Credit: NASA, ESA and R. Massey (California Institute of Technology)
You've probably seen recent news articles about a 3D map of dark matter in the universe. This is clearly an important and interesting development, but what exactly is going on. Firstly, as Cumbrian Sky points out, there has been some highly inaccurate reporting. The topic even made the front page of The Independent with the, perhaps optimistic, headline "The universe gives up its deepest secret".
For a good description of the current finding check out this video and associated press release on the ESA Hubble site.

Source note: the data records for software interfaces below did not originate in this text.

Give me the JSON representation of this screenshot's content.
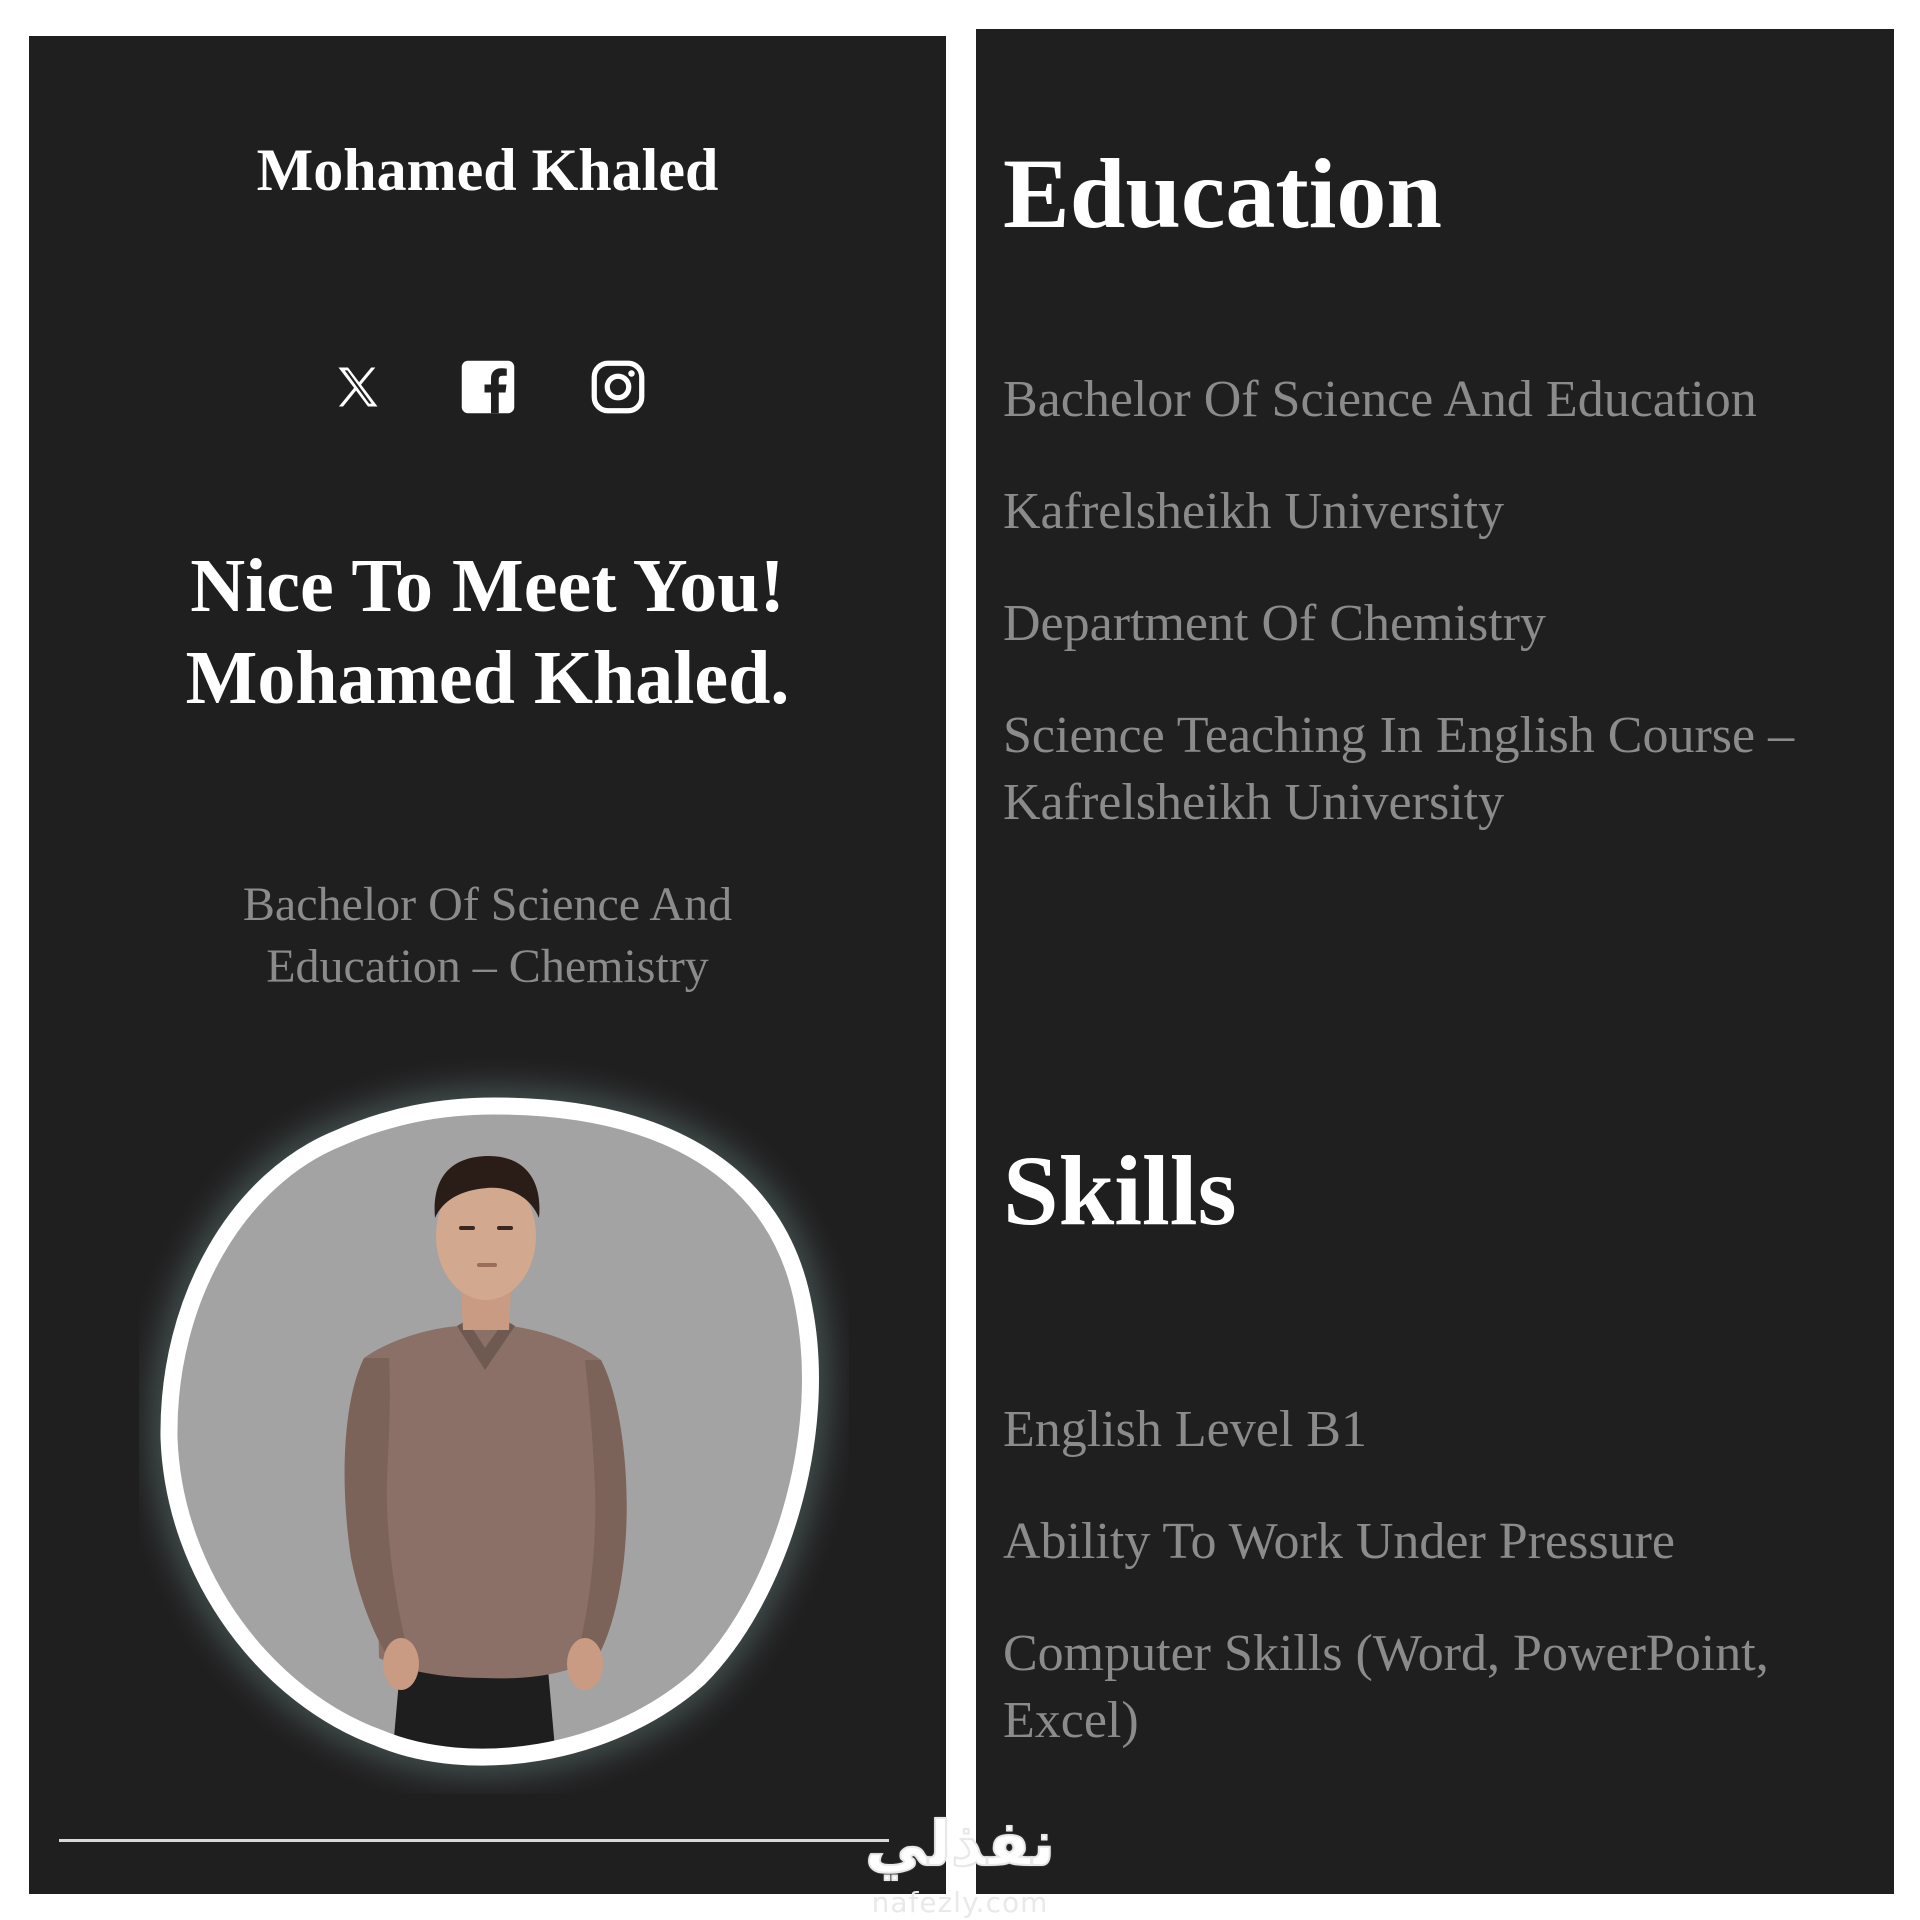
{
  "profile": {
    "site_title": "Mohamed Khaled",
    "hero_line1": "Nice To Meet You!",
    "hero_line2": "Mohamed Khaled.",
    "subtitle": "Bachelor Of Science And Education – Chemistry"
  },
  "socials": [
    {
      "icon": "x-twitter-icon"
    },
    {
      "icon": "facebook-icon"
    },
    {
      "icon": "instagram-icon"
    }
  ],
  "education": {
    "heading": "Education",
    "items": [
      "Bachelor Of Science And Education",
      "Kafrelsheikh University",
      "Department Of Chemistry",
      "Science Teaching In English Course – Kafrelsheikh University"
    ]
  },
  "skills": {
    "heading": "Skills",
    "items": [
      "English Level B1",
      "Ability To Work Under Pressure",
      "Computer Skills (Word, PowerPoint, Excel)"
    ]
  },
  "watermark": {
    "arabic": "نفذلي",
    "url": "nafezly.com"
  },
  "colors": {
    "panel_bg": "#201f20",
    "heading_text": "#ffffff",
    "body_text": "#8b8b8b",
    "photo_bg": "#a3a3a3",
    "glow": "#7fa39e"
  }
}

The dark matter concept goes back to 1933 when astronomer Fritz Zwicky first postulated that dark matter must exist in a cluster of galaxies to account for the rapid movement of the galaxies in the cluster without the cluster flying apart. In other words he calculated that there must be large amounts of invisible mass in the the gluster to hold the while thing together by gravity.

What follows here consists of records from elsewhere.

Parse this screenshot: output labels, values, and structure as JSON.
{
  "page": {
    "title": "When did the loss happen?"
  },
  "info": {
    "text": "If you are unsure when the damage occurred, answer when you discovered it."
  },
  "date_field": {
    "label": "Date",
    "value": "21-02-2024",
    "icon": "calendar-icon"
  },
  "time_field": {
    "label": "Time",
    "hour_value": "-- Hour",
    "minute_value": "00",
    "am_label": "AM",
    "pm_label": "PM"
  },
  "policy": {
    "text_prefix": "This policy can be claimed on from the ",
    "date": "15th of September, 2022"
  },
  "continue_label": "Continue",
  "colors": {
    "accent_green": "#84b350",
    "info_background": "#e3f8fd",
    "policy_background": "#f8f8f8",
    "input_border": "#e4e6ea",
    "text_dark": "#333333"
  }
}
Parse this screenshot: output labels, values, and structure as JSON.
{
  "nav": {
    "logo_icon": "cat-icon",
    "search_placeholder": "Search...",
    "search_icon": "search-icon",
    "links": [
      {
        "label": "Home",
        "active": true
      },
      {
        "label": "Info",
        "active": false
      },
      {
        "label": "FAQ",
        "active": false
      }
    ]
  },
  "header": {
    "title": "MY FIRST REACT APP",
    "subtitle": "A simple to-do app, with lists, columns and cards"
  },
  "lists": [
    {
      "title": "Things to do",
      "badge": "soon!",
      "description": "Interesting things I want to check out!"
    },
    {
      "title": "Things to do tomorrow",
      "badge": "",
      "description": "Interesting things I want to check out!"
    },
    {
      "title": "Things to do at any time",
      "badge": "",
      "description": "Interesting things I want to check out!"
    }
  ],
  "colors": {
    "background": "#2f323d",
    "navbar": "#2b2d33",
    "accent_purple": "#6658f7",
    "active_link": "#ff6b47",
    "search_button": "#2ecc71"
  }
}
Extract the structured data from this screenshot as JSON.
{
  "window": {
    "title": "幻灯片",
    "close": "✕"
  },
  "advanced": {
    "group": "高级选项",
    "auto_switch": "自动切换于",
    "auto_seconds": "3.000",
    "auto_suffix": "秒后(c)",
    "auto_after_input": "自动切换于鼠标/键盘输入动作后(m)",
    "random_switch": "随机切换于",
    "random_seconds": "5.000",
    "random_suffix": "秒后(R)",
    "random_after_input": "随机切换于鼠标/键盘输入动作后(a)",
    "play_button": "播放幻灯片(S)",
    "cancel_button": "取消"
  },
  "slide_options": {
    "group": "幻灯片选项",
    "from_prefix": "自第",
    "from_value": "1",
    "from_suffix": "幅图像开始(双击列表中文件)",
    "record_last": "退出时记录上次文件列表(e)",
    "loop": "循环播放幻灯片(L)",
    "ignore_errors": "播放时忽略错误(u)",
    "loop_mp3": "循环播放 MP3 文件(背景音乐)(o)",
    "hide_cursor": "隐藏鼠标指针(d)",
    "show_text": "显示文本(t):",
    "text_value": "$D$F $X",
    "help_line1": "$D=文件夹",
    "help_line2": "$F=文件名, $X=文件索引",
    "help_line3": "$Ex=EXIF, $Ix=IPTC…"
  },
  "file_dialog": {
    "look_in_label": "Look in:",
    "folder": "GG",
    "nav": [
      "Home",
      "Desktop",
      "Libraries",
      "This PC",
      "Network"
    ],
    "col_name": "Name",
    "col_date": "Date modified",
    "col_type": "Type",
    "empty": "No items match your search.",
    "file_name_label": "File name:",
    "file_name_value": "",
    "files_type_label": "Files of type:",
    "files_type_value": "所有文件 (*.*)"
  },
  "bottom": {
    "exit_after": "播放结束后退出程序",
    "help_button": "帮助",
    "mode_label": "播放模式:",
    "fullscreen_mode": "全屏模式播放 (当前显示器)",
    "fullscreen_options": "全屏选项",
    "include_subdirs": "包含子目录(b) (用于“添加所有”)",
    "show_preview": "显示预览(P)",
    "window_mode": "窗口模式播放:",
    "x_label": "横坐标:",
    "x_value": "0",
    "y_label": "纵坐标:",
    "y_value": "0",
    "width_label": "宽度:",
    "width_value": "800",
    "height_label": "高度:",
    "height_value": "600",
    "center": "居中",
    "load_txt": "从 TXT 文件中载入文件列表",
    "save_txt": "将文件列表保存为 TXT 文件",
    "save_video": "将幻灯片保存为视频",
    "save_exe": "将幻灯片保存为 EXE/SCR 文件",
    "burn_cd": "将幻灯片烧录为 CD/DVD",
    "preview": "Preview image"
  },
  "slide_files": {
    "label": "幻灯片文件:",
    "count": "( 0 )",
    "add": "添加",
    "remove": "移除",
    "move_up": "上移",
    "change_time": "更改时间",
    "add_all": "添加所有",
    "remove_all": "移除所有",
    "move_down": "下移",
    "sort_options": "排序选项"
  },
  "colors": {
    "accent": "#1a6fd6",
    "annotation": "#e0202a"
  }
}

Current models seem to indicate that 'normal' matter, stars, planets, gas and dust etc make up only 5% of the universe. A futher 25% is thought to be dark matter and the rest is postulated to be dark energy. A recent development using the Chandra space telescope was the identification of dark matter in the bullet cluster.
The current story involves an extremely detailed survey of a small area of the sky around 9 times the size of the full moon. The survey mapped the location of over half a million galaxies and involved over 70 astronomers studying the results. By mapping the distortion of background galaxies due to gravitational lensing the team have been able to map the concentration of dark matter.
The results really support most recent theories about dark matter and the formation of galaxies. Basically early in the formation of the universe dark matter started to form into clumps. This caused concentrations of dark matter which then caused 'normal matter' to be pulled together under the influence of the dark matter's gravity. Once normal matter started to collapse galaxies and stars were formed giving rise to the universe we see to day. That's why you'll see people refering to dark matter acting as a scaffold for galaxies etc.
So this research supports theories about galaxy formation and the development of large scale structure of the universe. But the mystery of what exactly dark matter is, is still far from resolved.
For more discussion on the topic check out the posts at; bad astronomy, cosmic variance and asymptotia.